Do you find yourself staying up at night or distracted during the day due to a persistent buzz that just won’t quit?! This is tinnitus, a phantom sound in your ears with no external source. The U.S. Centers for Disease Control and Prevention (CDC) estimates that “nearly 15% of the general public — over 50 million Americans — experience some form of tinnitus. Roughly 20 million people struggle with burdensome chronic tinnitus, while 2 million have extreme and debilitating cases.” Those who can’t escape the distracting nature of tinnitus struggle with sleeplessness, anxiety, and issues concentrating at the task at hand during the day. Unfortunately, there is no cure for tinnitus, but the good news is there are several ways to treat the condition. Surprisingly, many report that one of the most effective ways is through meditation!
What is Meditation?
We all have an idea of what it means to meditate, but what exactly is it and why are so many finding it as a way to relieve the persistent buzz of tinnitus? The National Center for and Complementary and Integrative Health describes tinnitus as “a set of techniques that are intended to encourage a heightened state of awareness and focused attention. Meditation is also a consciousness-changing technique that has been shown to have a wide number of benefits on psychological well-being” It’s a practice which has been used for centuries for self-enrichment and healing for many applications. Overall, it can be used to focus on a specific topic and tune everything out or of simply being aware of and involved in the present moment and making yourself open, aware, and accepting of that moment as it is. The later has become a successful way to address tinnitus.
To understand why meditation works to address tinnitus, it’s important to understand tinnitus in the first place. Derived from the Latin word tinnire, which means, “to ring,” tinnitus can actually take on many different manifestations for each person affected, including a buzz, hum, roar, whoosh or even phantom music. Technically tinnitus is not a disease but a side effect of other health conditions. If you’ve ever left a loud concert or sports game with ringing in your ears, it’s a sign of sensorineural hearing damage. Sensorineural damage occurs when the tiny hair cells of the inner ear within the snail-shaped cochlea become damaged. These cells are the sole delivery system of sound from the ears to the brain. Loud noise is one of the most common ways that they sustain damage, however, other cases include impact to the head, certain medications, exposure to certain chemicals, infections, and chronic diseases such as diabetes and hypertension. When these cells become damaged its common for them to malfunction, sending a sort of feedback to the brain which is interpreted as tinnitus symptoms.
Tinnitus and Stress
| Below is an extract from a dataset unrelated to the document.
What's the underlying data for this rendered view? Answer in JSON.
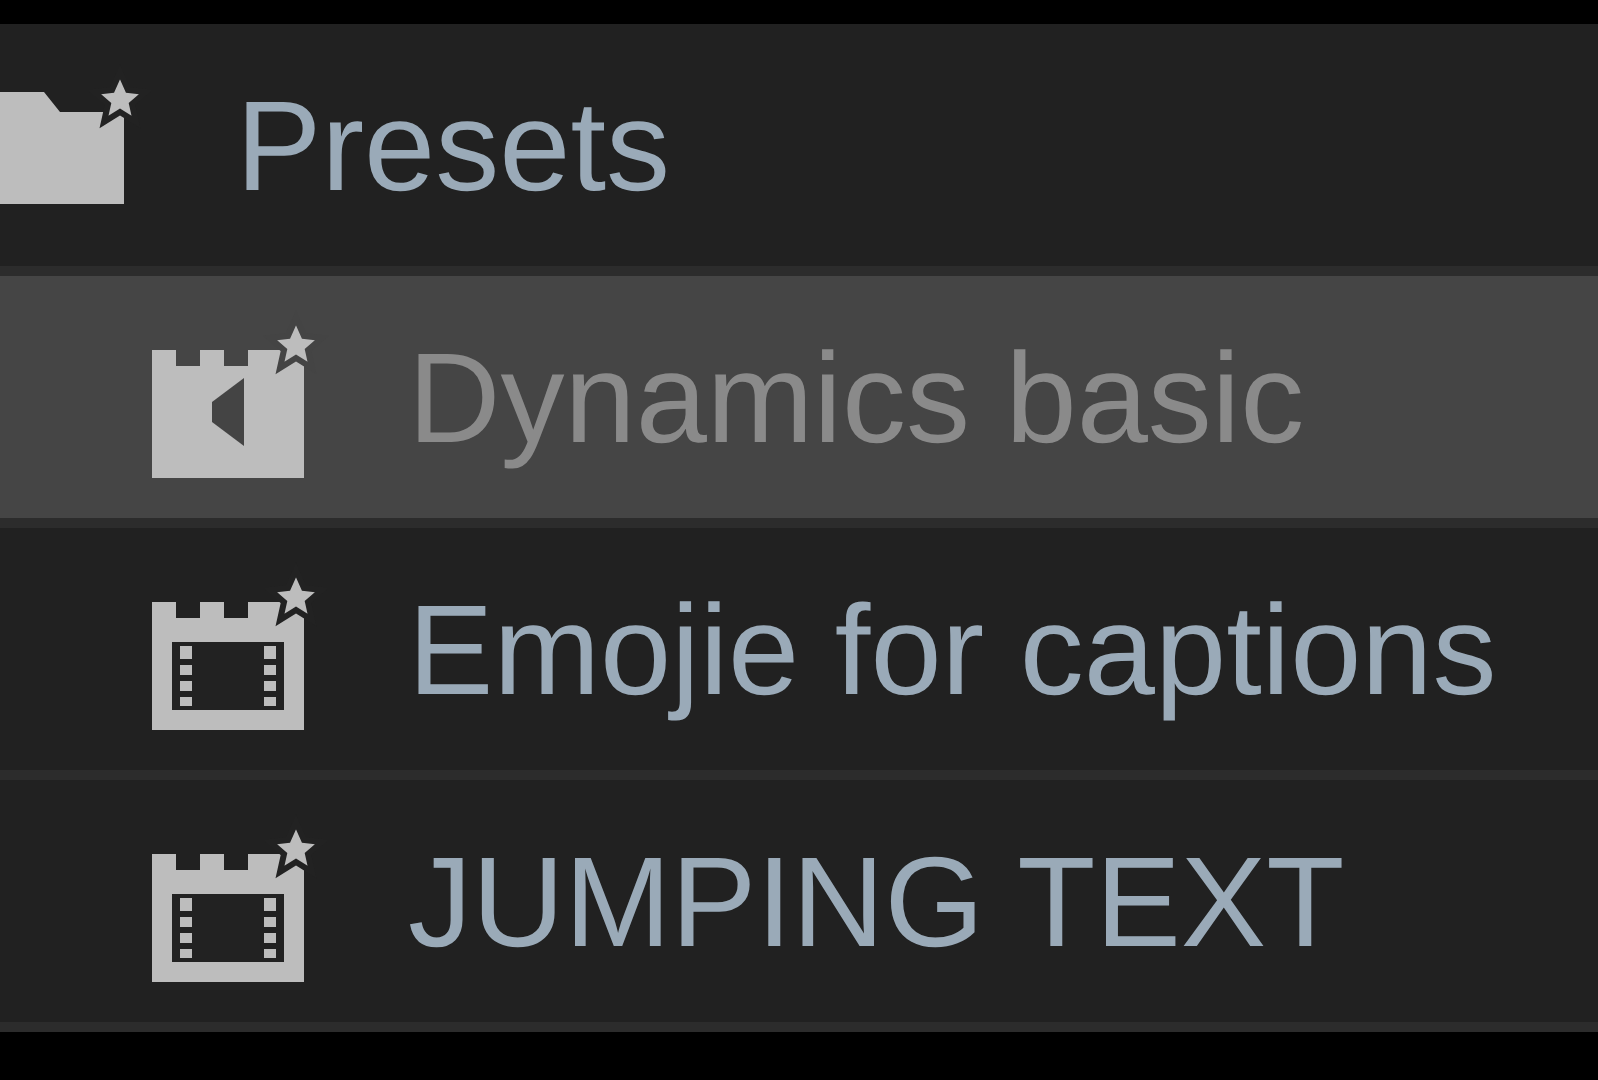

For those who report bothersome or debilitating tinnitus, one of the driving factors is stress. For those who struggle to escape the hum of tinnitus it can be an extremely frustrating. Quite moments of rest and reflection are invaded by the persistent sound of tinnitus which brings on anxiety and stress. Stress seems to only enhance the buzz of tinnitus making it all the more noticeable!
Meditation in coping with tinnitus
It may be counter intuitive, due to the quiet nature of meditation, but it’s been found to be one of the most effective methods of treating tinnitus. focusing on just being can be incredibly difficult, especially at first, however it allows many to block out the buzz of tinnitus and focus on the present moment. Many enjoy calming music or a meditaion guide to start the practice, however, as you master the art of being it can be surprisingly restorative, especially to combat the ever-pressing speed of this busy world. Do your best to not engage with your thoughts. Clear your mind of thoughts and when you feel your mind start to wander anchor them back to center.
Treating Hearing Loss
90 percent of those who suffer from tinnitus have hearing loss. Meditation is on restorative practice to help you deal on the day to day. However, many people find that the stress caused by hearing loss also contributes to tinnitus symptoms. If you are struggling to find a break from tinnitus, we suggest addressing a possible hearing loss. Schedule a hearing exam with us today!